L’Amerique, Meridionale et Septentrionale Dressee selon les Dernieres Relations et Suivant les Nouvelles Decouvertes…

Finely-engraved small map of the Western Hemisphere featuring a prominent Island of California and three elaborate cartouches.

Cartographer(s): Nicholas de Fer
Date: 1700
Place: Paris
Coloring: Uncolored
Dimensions: 22.7 x 33.5 cm (9 x 13.3 in)
Condition Rating: VG

Out of stock

Description

This map of the Western Hemisphere by famed cartographer Nicolas de Fer is characterized by a mix of new discoveries and cartographic myths. A large Island of California with an indented coast stretches north from the Tropic of Cancer. To its north is a note that mentions access to a northern straight, a reference to the ever-wished-for Northwest Passage, but the Pacific Northwest is left largely blank.

The North American interior is dotted with spurious lakes, including a large Carolina lake, and a curious take on the drainage system of the Mississippi River. The Rio Grande is mapped with fair accuracy. The colony of Jamestown is plotted.

The map also depicts a partial coastline of New Zealand, based upon the discoveries of Abel Tasman, with the rest cleverly hidden under a cartouche.

This is the first state of the map, with publisher “Chez l’Autheur.”

Cartographer(s)

Nicholas de Fer

Nicolas De Fer (1646–1720) was a French cartographer and geographer, who also worked as an engraver and publisher. He was renowned for his massive output and his pleasant visual designs. He was the son of Parisian cartographer and began apprenticing at an early age. By twelve, however, he shifted his apprenticeship to the closely associated field of engraving – a move his father no doubt condoned, as it might enhance his competitive position on the market with son as a trained engraver. De Fer’s father died in 1673, but Nicolas did not take over the company until 1687, at which point it had been virtually run it into the ground. Nicolas nevertheless had a knack for business and soon turned things around. By 1690, he was so successful that he won employment as the official geographer to Louis, Le Grand Dauphin of France and son of the reigning French king, Louis XIV. Soon after, and with support from the Spanish and French courts, De Fer was also appointed the official geographer for King Louis XIV. In 1720, shortly before his death, he was even given the honor of being appointed royal geographer to Philip V, king of Spain.
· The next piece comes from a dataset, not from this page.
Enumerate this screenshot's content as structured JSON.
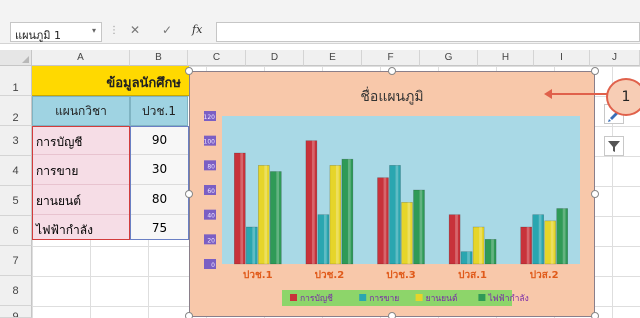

De Fer’s popularity in the Bourbon royal circles was largely due to his appreciation of the propagandistic effects of strategic cartography. But no doubt his keen sense of aesthetics helped as well. Whatever the case, his maps were hugely popular, well funded, and widely distributed. He was impressively productive, publishing more than 600 sheets from his atelier, and covering everything from town plans to world maps. Many of his maps rode the political conjunctures of the age. Hardly would a territory have been won or surrendered before De Fer’s atelier was working on a map delineating the new realities.

Condition Description

Remnants of a few pieces of archival tape to backside; tears at top left corner and vertical fold expertly repaired, washed with a few areas of loss at margins, still very nice, with clear impression; very good.

References

Leighly 105; McLaughlin 135; Tooley 61; Wagner NW Coast 482.